Once we got to Lynne's we took a walk to the beach. It was one of those rocky beaches, not sandy, with alot of seaweed and kelp. The Pacific was very cold but it felt good against my feet in their sandals. Always one to make the most out of every situation, I started looking for nice rocks. I have this thing for nice rocks. They have to be a nice smooth shape and an interesting colour. I have a white rock speckled with black-grey (dalmatian looking rock) that's a nice spheroid (I learnt what a "spheroid" was from Jeopardy
) that sits satisfyingly in your palm. I also have a yellow one with dark purple dots. No really. I was surprised to find it. All in all I must've brought back at least 5lbs (~2kg) of rocks. I'm soaking them right now and changing the water every day. After a week they will be safe to introduce into a fresh water fish tank. Although I don't have fish in my fish tank right now, it doesn't mean I can't have a rock garden. I just want the rocks to be safe so that when I eventually do want to add fish I will be able to with minimal trouble. (Right now my fish tank is clean with gravel in it, a filter and a heater. No water.)
For dinner I whipped up a really good "Greek" salad. I have the word Greek in quotations because the only thing Greek about it was the feta cheese that I added right at the end. For the recipe, see below. Jim grilled New York strip steaks with fresh oregano from the garden. We enjoyed the whole meal with some really good red wine that, interestly enough, was available for purchase at a gas station. Ah...those wacky Yankees. After dinner we played Chinese checkers (man, haven't played that in a damn long time) and Scrabble (which was an excruciating game). Exhausted and satisfied we finally left Lynne's at about 8:30pm.
So that was my first sojourn into the States in almost three years. I had fun, and I can't wait to go back. Afterall, my Visa Wavier does last all Summer.Joie's "Greek" SaladRed Capsicum (Pepper)
Sweet Onion (White or Red)
Salt & Pepper
1. Chop all the veggies into chunks. The size of the chunks depends completely on (a) how much work you are willing to put in and (b) how chunky you want your salad.
2. Melt the butter in a pan over high heat. It's a good thing if some of the butter solids burn a little and turn brown. It's a bad thing if this happens to all the butter. Toss in the chopped garlic (the more the merrier I say) and sauté over medium until most of (90%) the garlic is browned. If using an electric stove, turn off the element but leave the pan on for another minute or two to let the rest of the garlic brown. If using gas stove, just brown garlic and remove from heat.
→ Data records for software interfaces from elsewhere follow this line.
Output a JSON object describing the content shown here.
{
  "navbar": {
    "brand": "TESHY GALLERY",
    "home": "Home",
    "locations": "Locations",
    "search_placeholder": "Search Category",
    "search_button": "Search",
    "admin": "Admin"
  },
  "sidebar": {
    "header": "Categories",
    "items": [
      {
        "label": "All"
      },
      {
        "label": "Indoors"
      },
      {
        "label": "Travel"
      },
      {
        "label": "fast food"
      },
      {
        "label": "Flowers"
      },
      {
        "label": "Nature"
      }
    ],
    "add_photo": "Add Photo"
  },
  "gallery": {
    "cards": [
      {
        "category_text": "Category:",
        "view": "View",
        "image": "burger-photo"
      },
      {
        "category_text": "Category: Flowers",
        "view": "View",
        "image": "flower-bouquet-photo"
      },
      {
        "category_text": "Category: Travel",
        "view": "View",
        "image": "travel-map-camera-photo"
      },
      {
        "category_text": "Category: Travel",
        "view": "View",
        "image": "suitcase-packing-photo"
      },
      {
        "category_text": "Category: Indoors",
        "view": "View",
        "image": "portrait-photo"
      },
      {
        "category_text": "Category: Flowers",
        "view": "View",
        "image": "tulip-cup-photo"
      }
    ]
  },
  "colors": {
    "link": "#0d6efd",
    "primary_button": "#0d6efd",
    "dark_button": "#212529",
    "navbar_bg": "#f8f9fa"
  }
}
3. Toss the veggies with the butter, garlic and feta cheese. Add salt and pepper to taste. Voilá!
posted by Joie! at